(Items from an interface collection)
◆ ◆ ◆

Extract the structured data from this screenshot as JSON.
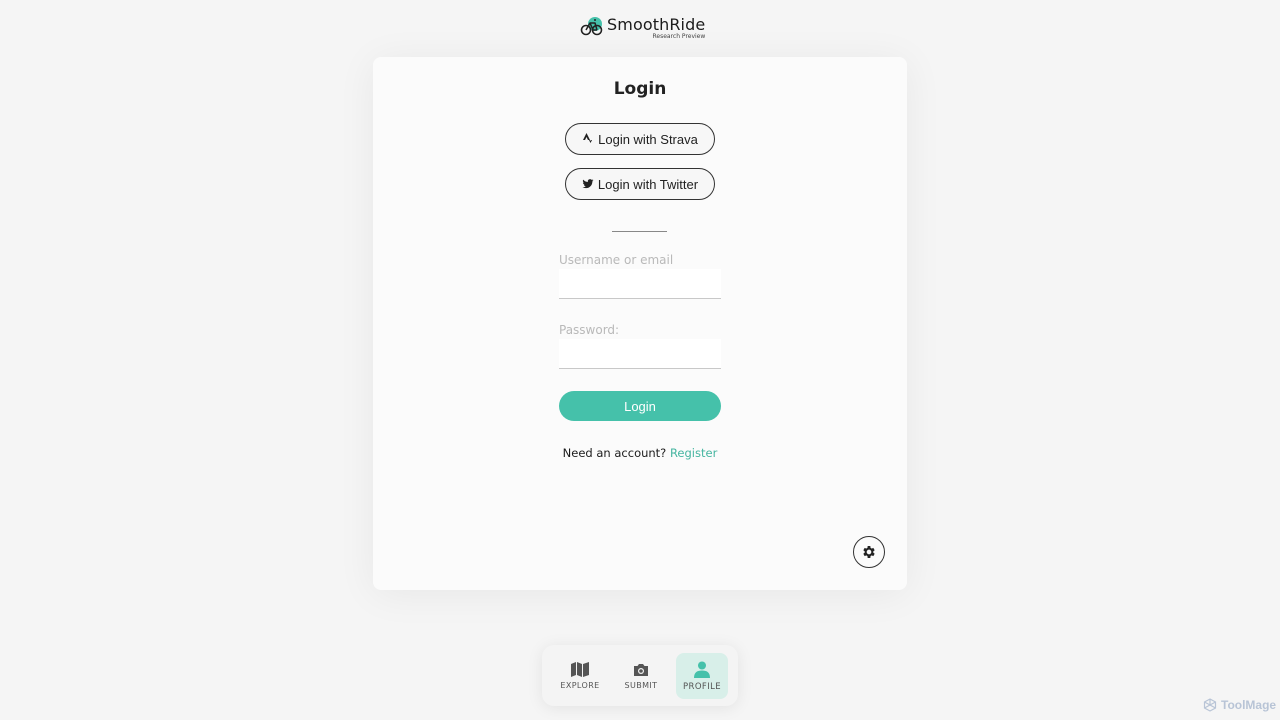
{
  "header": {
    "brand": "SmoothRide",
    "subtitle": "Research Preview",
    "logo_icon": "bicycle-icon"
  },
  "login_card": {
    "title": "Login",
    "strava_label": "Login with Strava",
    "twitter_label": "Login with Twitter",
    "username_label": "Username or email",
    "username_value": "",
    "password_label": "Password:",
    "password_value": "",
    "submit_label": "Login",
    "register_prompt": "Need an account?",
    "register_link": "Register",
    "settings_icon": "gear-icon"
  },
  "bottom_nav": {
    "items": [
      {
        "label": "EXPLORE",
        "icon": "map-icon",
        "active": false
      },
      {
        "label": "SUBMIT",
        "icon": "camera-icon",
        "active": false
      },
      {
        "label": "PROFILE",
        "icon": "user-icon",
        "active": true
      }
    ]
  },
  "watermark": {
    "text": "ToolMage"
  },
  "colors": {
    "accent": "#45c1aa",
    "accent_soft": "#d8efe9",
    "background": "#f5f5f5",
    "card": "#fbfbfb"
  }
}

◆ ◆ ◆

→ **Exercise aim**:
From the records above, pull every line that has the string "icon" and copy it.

→ **Answer for the task**:
    "logo_icon": "bicycle-icon"
    "settings_icon": "gear-icon"
        "icon": "map-icon",
        "icon": "camera-icon",
        "icon": "user-icon",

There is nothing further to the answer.